Mr Avakov said that five policemen were wounded and four rebels were captured.
The Interfax-Ukraine news agency said police were trying to take back control of the police building when they came under fire from pro-Russians who had taken the interior ministry building.
Ukrainian forces brought several armoured cars into the town, a major industrial and shipping centre with a population of about half a million.
Ukraine's security forces struggle to meet rebellion in east
Ukraine is training new recruits to add to their poorly maintained National Guard.
The first platoon has already been sent to the east and last week the second group was undergoing intensive training in Novi Petrivtsi, near Kiev.
With just a day to go before separatists in the Luhansk and Donetsk regions carry out referendums on gaining independence from Kiev, the government wants to ensure their poorly equipped army is ready to fight insurgents who may well be emboldened by the result of the vote.
Weeks of fighting have exposed 20 years of neglect of Ukraine's security forces since the 1991 collapse of the Soviet Union.
Eastern rebels that Kiev and the West say are backed by Russian special forces benefit from political vacillation, disarray among the generals and field commanders unsure of their orders.
And at the ground level, the soldiers' primary concern not to harm civilians as they fight separatists entrenched in city buildings has hampered their ability to halt the pro-Russian movement.
While an outright invasion by Russia, which would trigger a tense NATO-Russia standoff across Europe, seems less likely for now, President Vladimir Putin has left the option open.

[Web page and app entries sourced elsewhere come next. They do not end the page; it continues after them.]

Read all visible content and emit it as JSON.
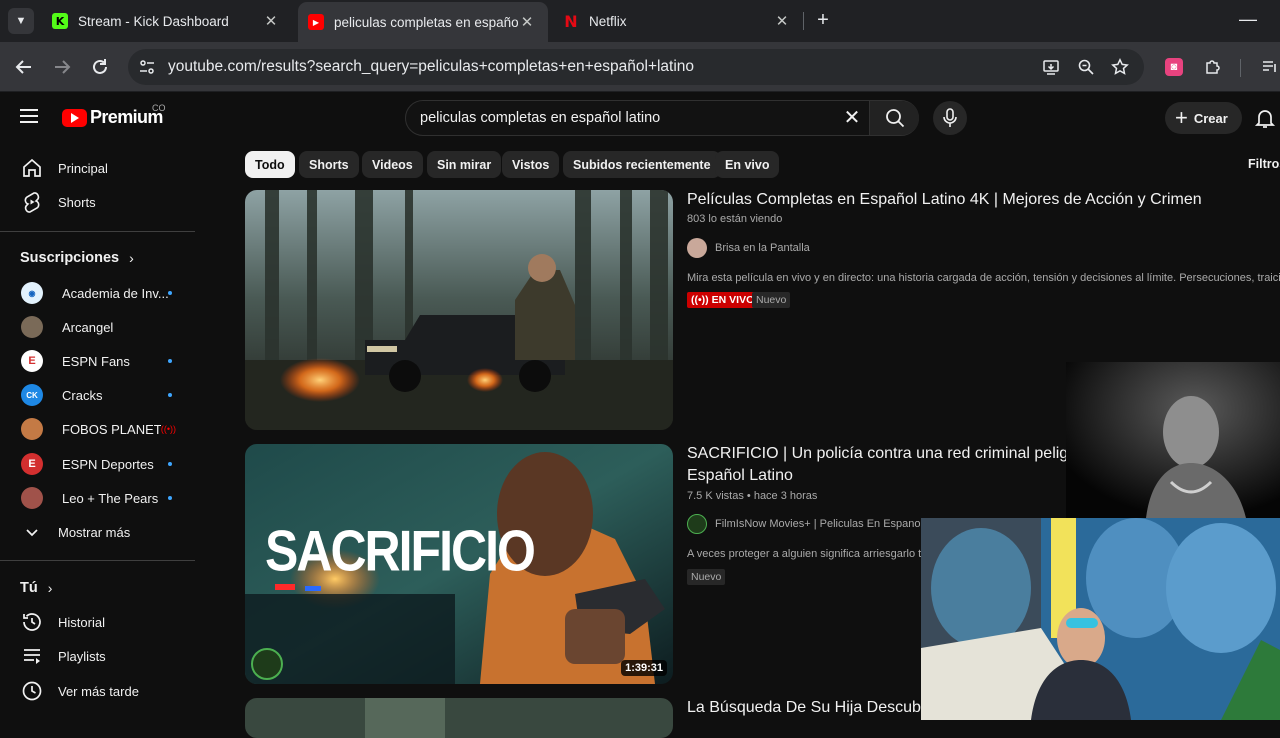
{
  "browser": {
    "tabs": [
      {
        "title": "Stream - Kick Dashboard",
        "favicon": "kick-icon",
        "active": false
      },
      {
        "title": "peliculas completas en español",
        "favicon": "youtube-icon",
        "active": true
      },
      {
        "title": "Netflix",
        "favicon": "netflix-icon",
        "active": false
      }
    ],
    "url": "youtube.com/results?search_query=peliculas+completas+en+español+latino"
  },
  "header": {
    "logo_text": "Premium",
    "country_code": "CO",
    "search_value": "peliculas completas en español latino",
    "create_label": "Crear"
  },
  "sidebar": {
    "main_items": [
      {
        "label": "Principal",
        "icon": "home-icon"
      },
      {
        "label": "Shorts",
        "icon": "shorts-icon"
      }
    ],
    "subscriptions_heading": "Suscripciones",
    "subscriptions": [
      {
        "label": "Academia de Inv...",
        "indicator": "dot",
        "color": "#1565c0"
      },
      {
        "label": "Arcangel",
        "indicator": "none",
        "color": "#7a6a58"
      },
      {
        "label": "ESPN Fans",
        "indicator": "dot",
        "color": "#d32f2f"
      },
      {
        "label": "Cracks",
        "indicator": "dot",
        "color": "#1e88e5"
      },
      {
        "label": "FOBOS PLANET",
        "indicator": "live",
        "color": "#c47a45"
      },
      {
        "label": "ESPN Deportes",
        "indicator": "dot",
        "color": "#d32f2f"
      },
      {
        "label": "Leo + The Pears",
        "indicator": "dot",
        "color": "#a0524a"
      }
    ],
    "show_more": "Mostrar más",
    "you_heading": "Tú",
    "you_items": [
      {
        "label": "Historial",
        "icon": "history-icon"
      },
      {
        "label": "Playlists",
        "icon": "playlists-icon"
      },
      {
        "label": "Ver más tarde",
        "icon": "watch-later-icon"
      }
    ]
  },
  "chips": [
    "Todo",
    "Shorts",
    "Videos",
    "Sin mirar",
    "Vistos",
    "Subidos recientemente",
    "En vivo"
  ],
  "filters_label": "Filtros",
  "results": [
    {
      "title": "Películas Completas en Español Latino 4K | Mejores de Acción y Crimen",
      "meta": "803 lo están viendo",
      "channel": "Brisa en la Pantalla",
      "description": "Mira esta película en vivo y en directo: una historia cargada de acción, tensión y decisiones al límite. Persecuciones, traiciones y ...",
      "live_badge": "EN VIVO",
      "new_badge": "Nuevo"
    },
    {
      "title_line1": "SACRIFICIO | Un policía contra una red criminal peligros",
      "title_line2": "Español Latino",
      "meta": "7.5 K vistas • hace 3 horas",
      "channel": "FilmIsNow Movies+ | Peliculas En Espanol La",
      "description": "A veces proteger a alguien significa arriesgarlo todo",
      "new_badge": "Nuevo",
      "duration": "1:39:31",
      "thumb_text": "SACRIFICIO"
    },
    {
      "title": "La Búsqueda De Su Hija Descubre"
    }
  ]
}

Insurrection began in eastern, Russian-speaking areas of Ukraine after protests in Kiev forced pro-Kremlin president Viktor Yanukovych to flee to Russia. Since then rebels have seized cities across the region, mostly with little resistance.

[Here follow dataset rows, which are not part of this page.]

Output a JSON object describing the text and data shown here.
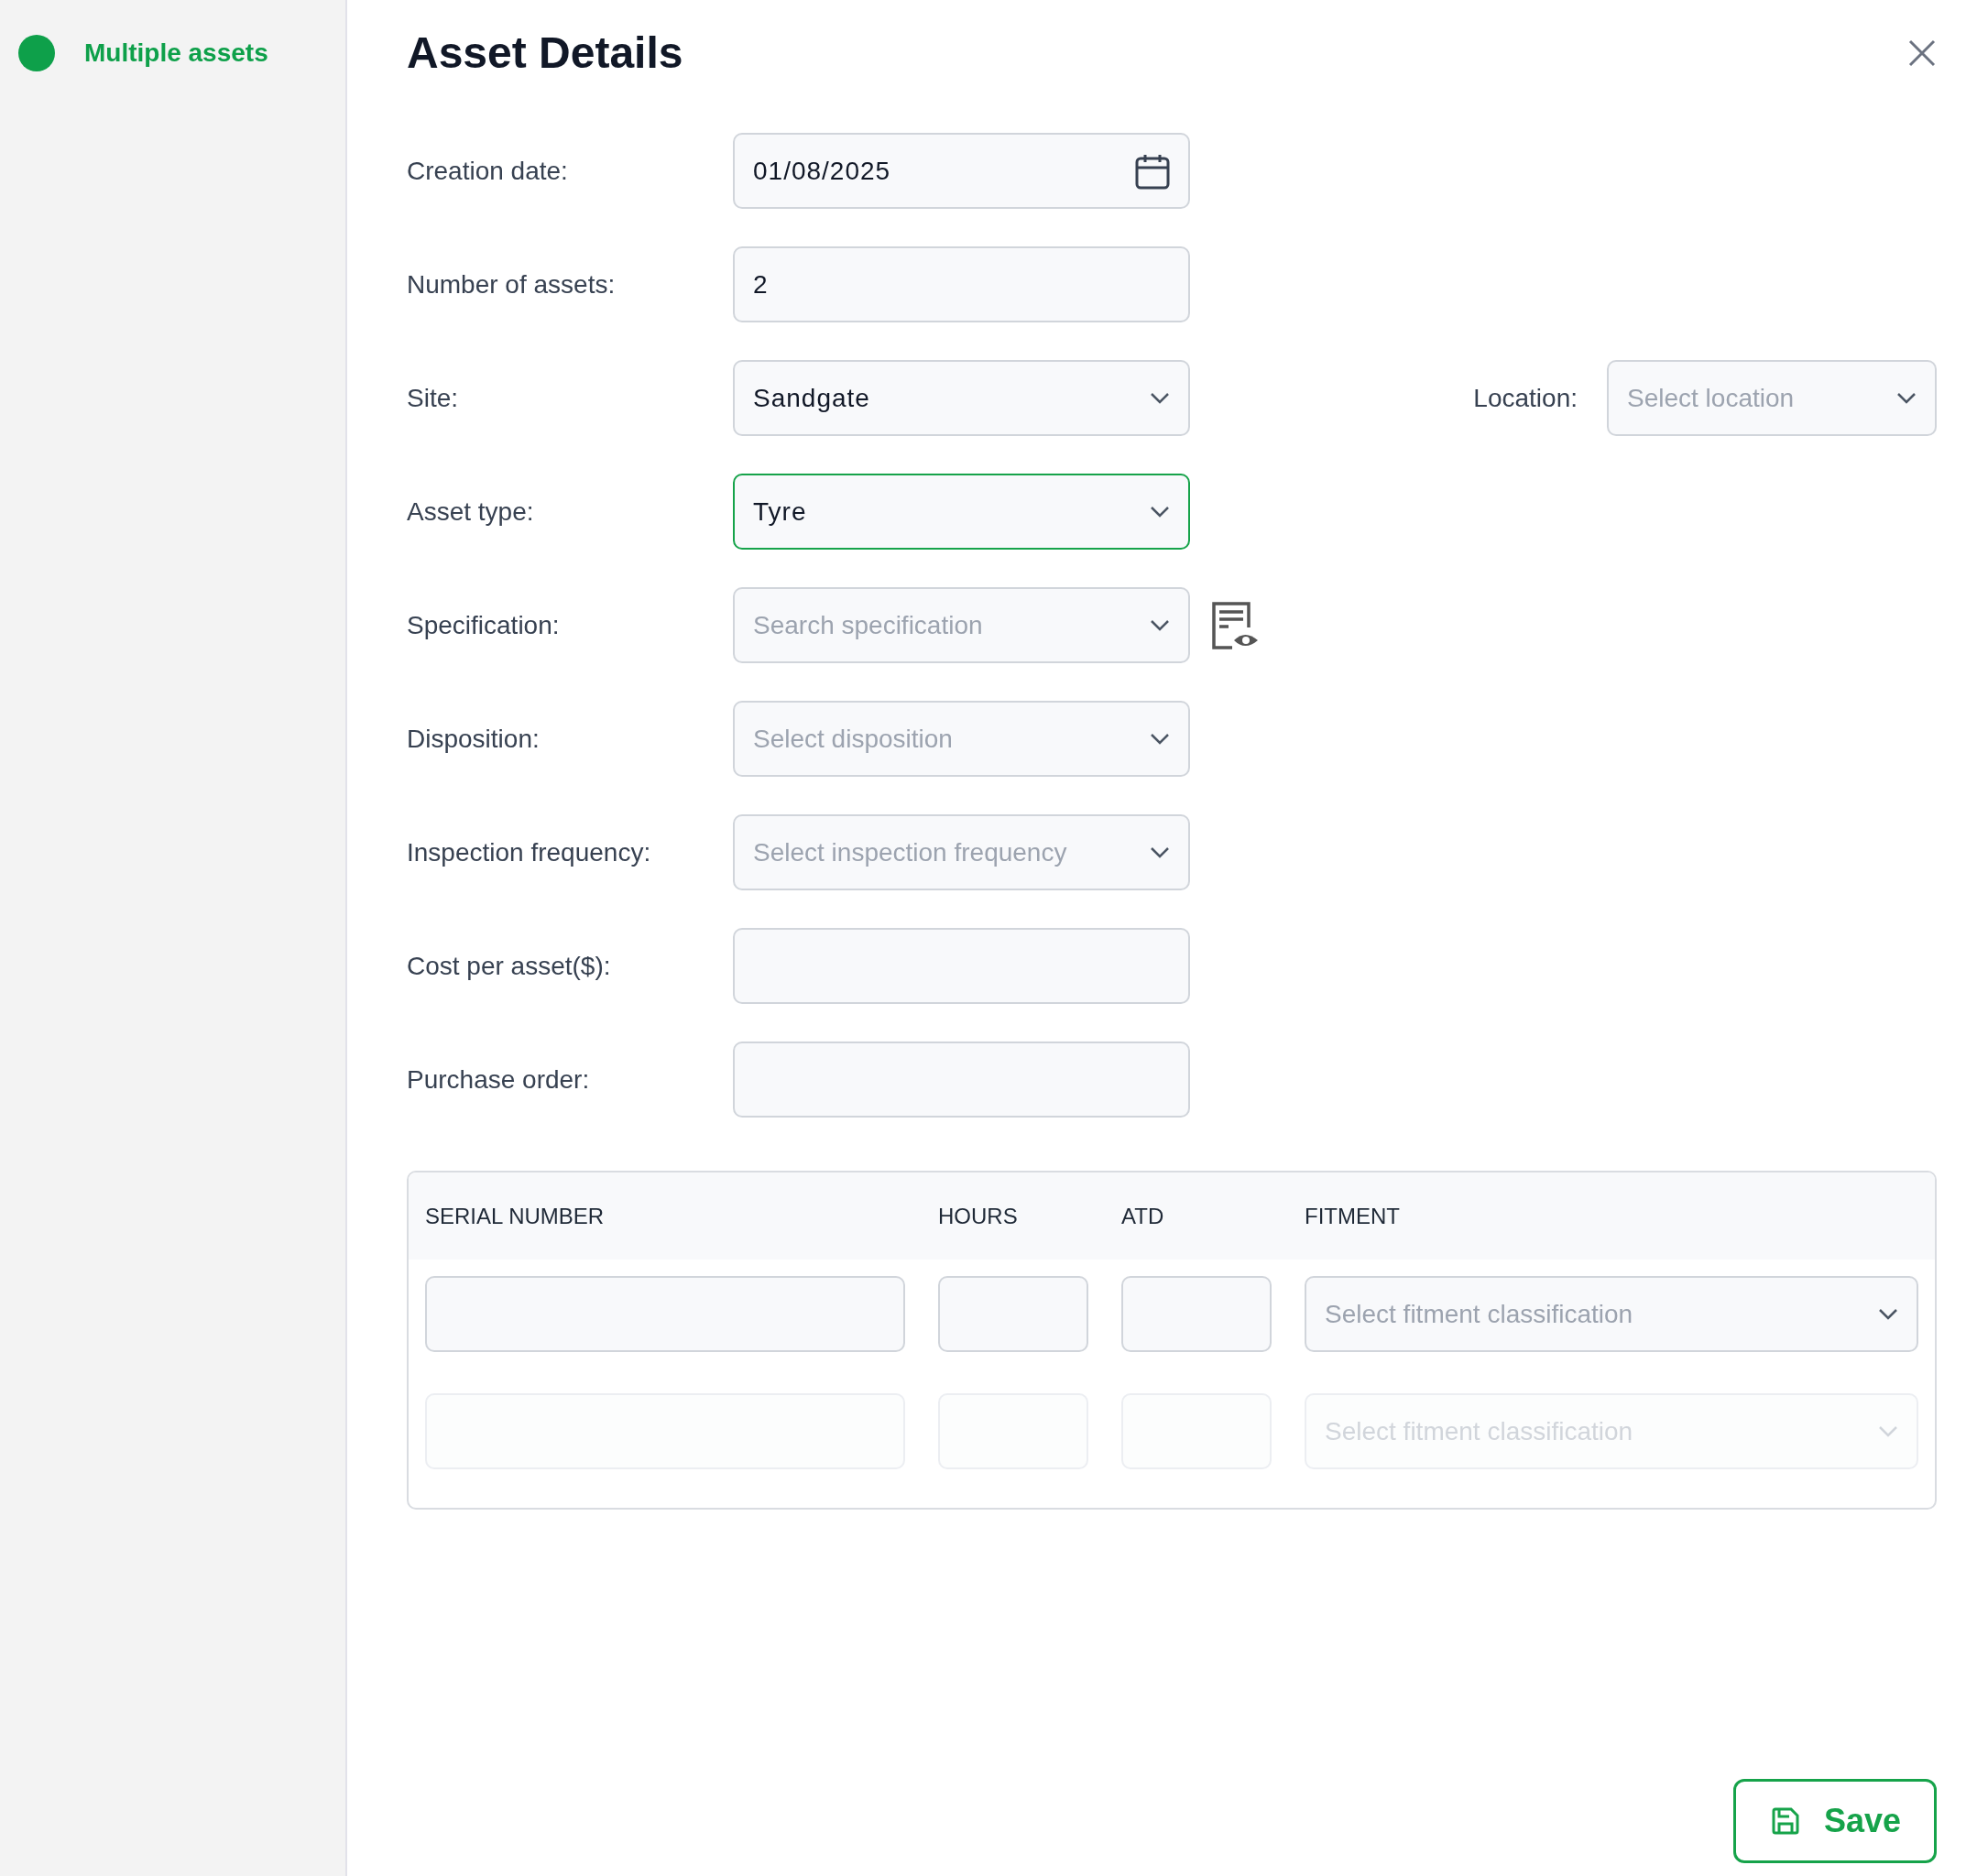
{
  "sidebar": {
    "items": [
      {
        "label": "Multiple assets",
        "color": "#0ea04a",
        "selected": true
      }
    ]
  },
  "title": "Asset Details",
  "fields": [
    {
      "label": "Creation date:",
      "kind": "date",
      "value": "01/08/2025",
      "focused": false
    },
    {
      "label": "Number of assets:",
      "kind": "text",
      "value": "2",
      "focused": false
    },
    {
      "label": "Site:",
      "kind": "select",
      "value": "Sandgate",
      "focused": false,
      "side": {
        "label": "Location:",
        "kind": "select",
        "placeholder": "Select location"
      }
    },
    {
      "label": "Asset type:",
      "kind": "select",
      "value": "Tyre",
      "focused": true
    },
    {
      "label": "Specification:",
      "kind": "select",
      "placeholder": "Search specification",
      "focused": false,
      "preview": true
    },
    {
      "label": "Disposition:",
      "kind": "select",
      "placeholder": "Select disposition",
      "focused": false
    },
    {
      "label": "Inspection frequency:",
      "kind": "select",
      "placeholder": "Select inspection frequency",
      "focused": false
    },
    {
      "label": "Cost per asset($):",
      "kind": "text",
      "focused": false
    },
    {
      "label": "Purchase order:",
      "kind": "text",
      "focused": false
    }
  ],
  "table": {
    "columns": [
      "SERIAL NUMBER",
      "HOURS",
      "ATD",
      "FITMENT"
    ],
    "rows": [
      {
        "disabled": false,
        "fitment_placeholder": "Select fitment classification"
      },
      {
        "disabled": true,
        "fitment_placeholder": "Select fitment classification"
      }
    ]
  },
  "save_button": "Save"
}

The Interior Ministry and police forces have been found wanting, some accused of direct collaboration with pro-Russian activists. Police chiefs throughout the country have been replaced, in the east their jobs taken by rebels.
The entire police leadership in Odessa was sacked after eastern insurgency spread for a day to the southwestern port city, raising fears of a lurch to civil war. More than 40 police died in clashes, most rebel activists trapped in a blazing building.